Records supplied:
* * *

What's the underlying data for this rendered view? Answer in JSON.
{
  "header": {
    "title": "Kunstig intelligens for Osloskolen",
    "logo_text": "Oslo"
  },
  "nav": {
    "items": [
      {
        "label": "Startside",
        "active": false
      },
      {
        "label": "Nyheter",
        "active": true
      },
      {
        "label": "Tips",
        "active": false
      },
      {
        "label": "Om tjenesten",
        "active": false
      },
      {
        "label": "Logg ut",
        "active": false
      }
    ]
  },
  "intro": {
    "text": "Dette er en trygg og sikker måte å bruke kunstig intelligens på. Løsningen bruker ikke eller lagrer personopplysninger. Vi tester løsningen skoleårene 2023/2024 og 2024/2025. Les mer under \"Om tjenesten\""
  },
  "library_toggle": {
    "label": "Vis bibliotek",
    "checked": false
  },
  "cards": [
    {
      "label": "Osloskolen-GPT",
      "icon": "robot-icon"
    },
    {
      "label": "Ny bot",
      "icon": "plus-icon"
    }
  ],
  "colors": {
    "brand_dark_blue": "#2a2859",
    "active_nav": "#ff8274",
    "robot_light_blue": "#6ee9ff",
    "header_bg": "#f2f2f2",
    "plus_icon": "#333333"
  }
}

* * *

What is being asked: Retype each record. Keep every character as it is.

Exercise output:
What's the underlying data for this rendered view? Answer in JSON.
{
  "header": {
    "title": "Kunstig intelligens for Osloskolen",
    "logo_text": "Oslo"
  },
  "nav": {
    "items": [
      {
        "label": "Startside",
        "active": false
      },
      {
        "label": "Nyheter",
        "active": true
      },
      {
        "label": "Tips",
        "active": false
      },
      {
        "label": "Om tjenesten",
        "active": false
      },
      {
        "label": "Logg ut",
        "active": false
      }
    ]
  },
  "intro": {
    "text": "Dette er en trygg og sikker måte å bruke kunstig intelligens på. Løsningen bruker ikke eller lagrer personopplysninger. Vi tester løsningen skoleårene 2023/2024 og 2024/2025. Les mer under \"Om tjenesten\""
  },
  "library_toggle": {
    "label": "Vis bibliotek",
    "checked": false
  },
  "cards": [
    {
      "label": "Osloskolen-GPT",
      "icon": "robot-icon"
    },
    {
      "label": "Ny bot",
      "icon": "plus-icon"
    }
  ],
  "colors": {
    "brand_dark_blue": "#2a2859",
    "active_nav": "#ff8274",
    "robot_light_blue": "#6ee9ff",
    "header_bg": "#f2f2f2",
    "plus_icon": "#333333"
  }
}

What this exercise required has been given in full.